Standing Posture and the Diaphragm

poor standing posture interferes with the functioning of the diaphragmOur standing posture doesn’t always allow the body to breathe fully. The diaphragm is the body’s primary muscle for breathing. There are many other muscles involved but in a well functioning body the diaphragm is meant to descend slightly pulling air into the lungs like a vacuum. When I write slightly I mean it—its movement can be measured in millimeters but a little goes a long way inside the body.

When the diaphragm descends it closes down the space of the abdominal cavity forcing the organs and the belly to move slightly forward. This is the image of diaphragmatic, or belly, breathing—the belly moves out a bit on the inhale and retreats with the exhale. Thoracic, or chest breathing, occurs when the diaphragm does not descend and the rib cage expands instead in order to make space for the lungs to increase in volume.

Diaphragmatic breathing is ideal but there are times, especially in yoga, when we might choose to breathe with the chest exclusively. In the ashtanga practice the idea is to employ the bandhas—energetic locks- that tone the pelvic floor and the lower belly and then turn on the ujjayi breath, a specific type of breath used in yoga. The ujjayi breath, which I love to use in practice, combined with the banhdas limits the breath to the chest and rib cage by choice.

People with poor posture—the majority of the world— tend to breath into the chest because of the way they stand. When we stand with good posture the spine is a long pole with four very small curves. We need the curves of the spine for the body to work as designed but those curves should be as small as possible. The ideal curve is created by developing muscle tone to support the spine.

The main postural issue I see in the spine is a bit of a collapse that occurs where the middle, or thoracic spine, meets the lower, or lumbar spine. At this juncture the thoracic spine tends to lean backwards as the lumbar curves forward.
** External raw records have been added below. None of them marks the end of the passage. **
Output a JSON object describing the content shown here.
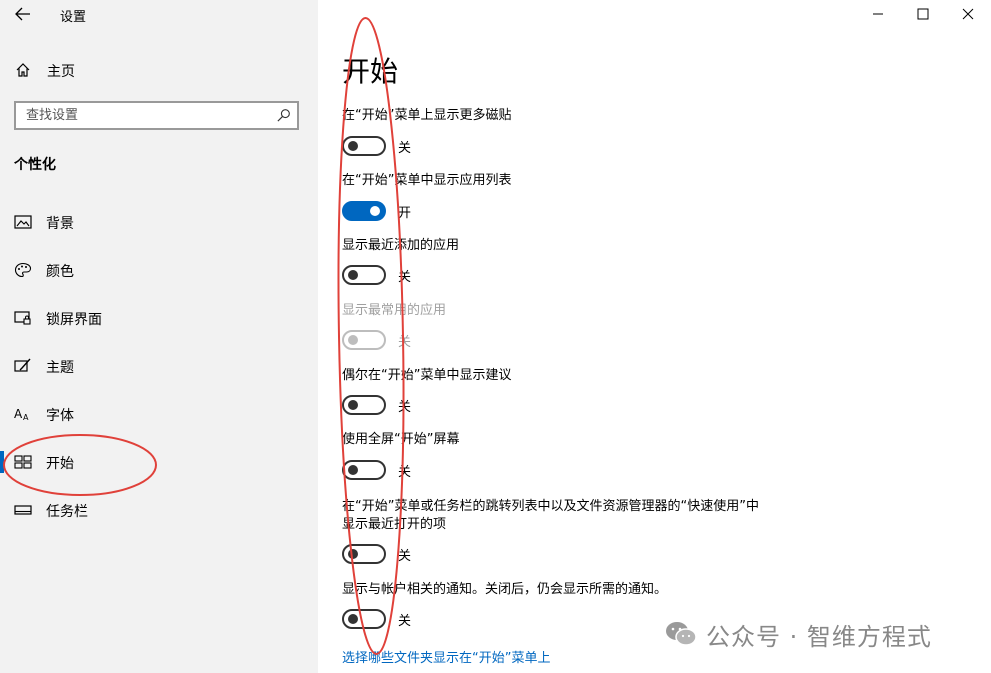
{
  "window": {
    "title": "设置",
    "minimize_icon": "minimize-icon",
    "maximize_icon": "maximize-icon",
    "close_icon": "close-icon"
  },
  "sidebar": {
    "back_icon": "back-arrow-icon",
    "home": {
      "label": "主页",
      "icon": "home-icon"
    },
    "search": {
      "placeholder": "查找设置",
      "icon": "search-icon"
    },
    "section_title": "个性化",
    "items": [
      {
        "label": "背景",
        "icon": "picture-icon",
        "selected": false
      },
      {
        "label": "颜色",
        "icon": "palette-icon",
        "selected": false
      },
      {
        "label": "锁屏界面",
        "icon": "lockscreen-icon",
        "selected": false
      },
      {
        "label": "主题",
        "icon": "brush-icon",
        "selected": false
      },
      {
        "label": "字体",
        "icon": "font-icon",
        "selected": true,
        "_": false
      },
      {
        "label": "开始",
        "icon": "start-tiles-icon",
        "selected": true
      },
      {
        "label": "任务栏",
        "icon": "taskbar-icon",
        "selected": false
      }
    ]
  },
  "main": {
    "title": "开始",
    "settings": [
      {
        "label": "在“开始”菜单上显示更多磁贴",
        "state": "关",
        "on": false,
        "disabled": false
      },
      {
        "label": "在“开始”菜单中显示应用列表",
        "state": "开",
        "on": true,
        "disabled": false
      },
      {
        "label": "显示最近添加的应用",
        "state": "关",
        "on": false,
        "disabled": false
      },
      {
        "label": "显示最常用的应用",
        "state": "关",
        "on": false,
        "disabled": true
      },
      {
        "label": "偶尔在“开始”菜单中显示建议",
        "state": "关",
        "on": false,
        "disabled": false
      },
      {
        "label": "使用全屏“开始”屏幕",
        "state": "关",
        "on": false,
        "disabled": false
      },
      {
        "label_line1": "在“开始”菜单或任务栏的跳转列表中以及文件资源管理器的“快速使用”中",
        "label_line2": "显示最近打开的项",
        "state": "关",
        "on": false,
        "disabled": false
      },
      {
        "label": "显示与帐户相关的通知。关闭后，仍会显示所需的通知。",
        "state": "关",
        "on": false,
        "disabled": false
      }
    ],
    "link": "选择哪些文件夹显示在“开始”菜单上"
  },
  "colors": {
    "accent": "#0067c0",
    "sidebar_bg": "#f2f2f2",
    "annotation": "#e0413a"
  },
  "watermark": {
    "text": "公众号 · 智维方程式",
    "icon": "wechat-icon"
  }
}
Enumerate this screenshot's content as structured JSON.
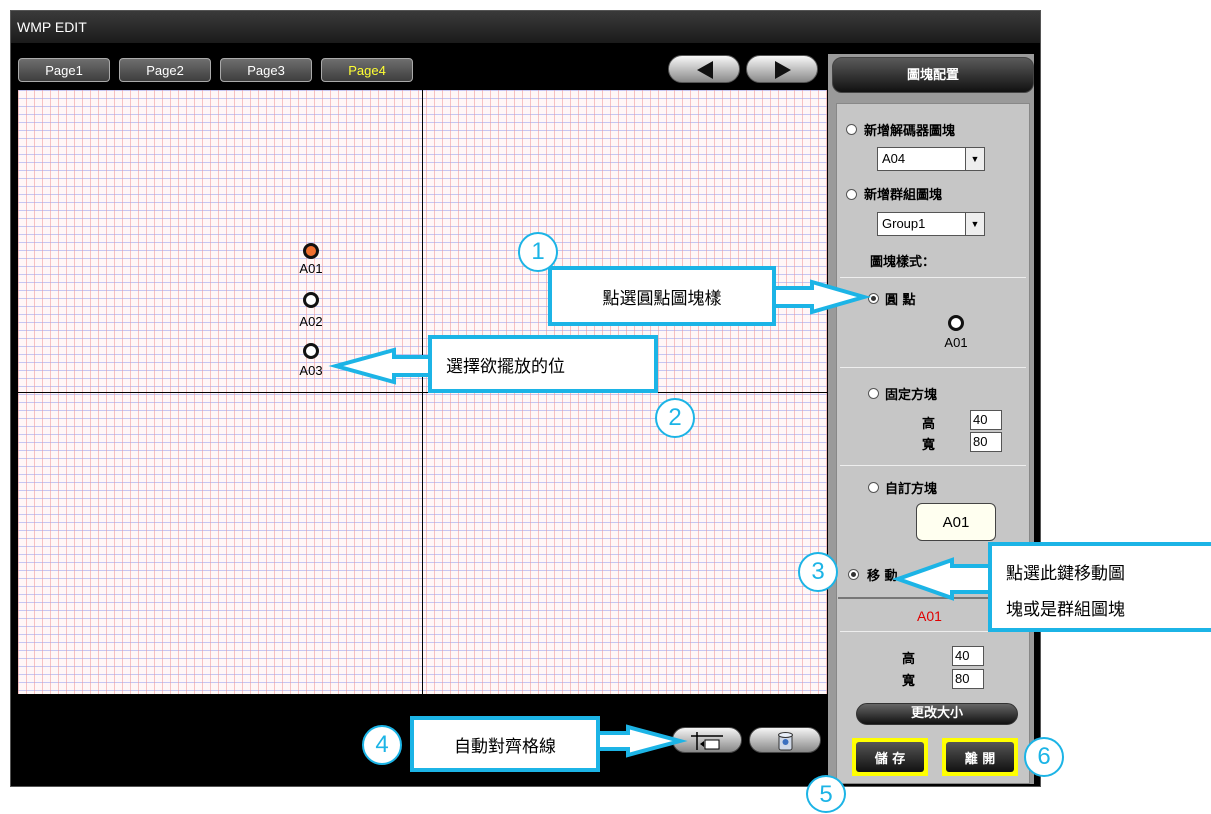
{
  "window": {
    "title": "WMP EDIT"
  },
  "tabs": [
    {
      "label": "Page1"
    },
    {
      "label": "Page2"
    },
    {
      "label": "Page3"
    },
    {
      "label": "Page4",
      "active": true
    }
  ],
  "nav": {
    "prev_icon": "left-arrow-icon",
    "next_icon": "right-arrow-icon"
  },
  "canvas": {
    "nodes": [
      {
        "label": "A01",
        "selected": true
      },
      {
        "label": "A02"
      },
      {
        "label": "A03"
      }
    ]
  },
  "panel": {
    "header": "圖塊配置",
    "add_decoder_label": "新增解碼器圖塊",
    "decoder_value": "A04",
    "add_group_label": "新增群組圖塊",
    "group_value": "Group1",
    "style_label": "圖塊樣式：",
    "dot_label": "圓 點",
    "dot_preview_label": "A01",
    "fixed_block_label": "固定方塊",
    "height_label": "高",
    "width_label": "寬",
    "fixed_height": "40",
    "fixed_width": "80",
    "custom_block_label": "自訂方塊",
    "custom_preview_label": "A01",
    "move_label": "移 動",
    "move_target": "A01",
    "move_height_label": "高",
    "move_width_label": "寬",
    "move_height": "40",
    "move_width": "80",
    "resize_label": "更改大小",
    "save_label": "儲 存",
    "exit_label": "離 開"
  },
  "callouts": {
    "c1": "點選圓點圖塊樣",
    "c2": "選擇欲擺放的位",
    "c3_line1": "點選此鍵移動圖",
    "c3_line2": "塊或是群組圖塊",
    "c4": "自動對齊格線"
  },
  "markers": [
    "1",
    "2",
    "3",
    "4",
    "5",
    "6"
  ],
  "colors": {
    "accent": "#1cb4e6",
    "highlight": "#ffff00",
    "active_tab": "#ffff33",
    "selected_node": "#f07030"
  }
}
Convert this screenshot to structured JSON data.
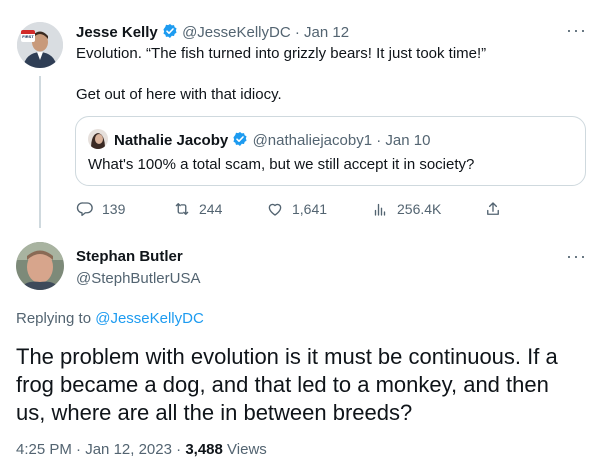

When this is the case, as in the picture above, the diaphragm will literally hit the spine on its descend and stop forcing the breath up into the chest.

The spine needs to be fully extended and the base of the rib cage— where the diaphragm is housed—needs to be level with the ground for the breath to work at its ideal best. Aligning the spine and finding good postural balance frees the diaphragm and the breath to work at their best.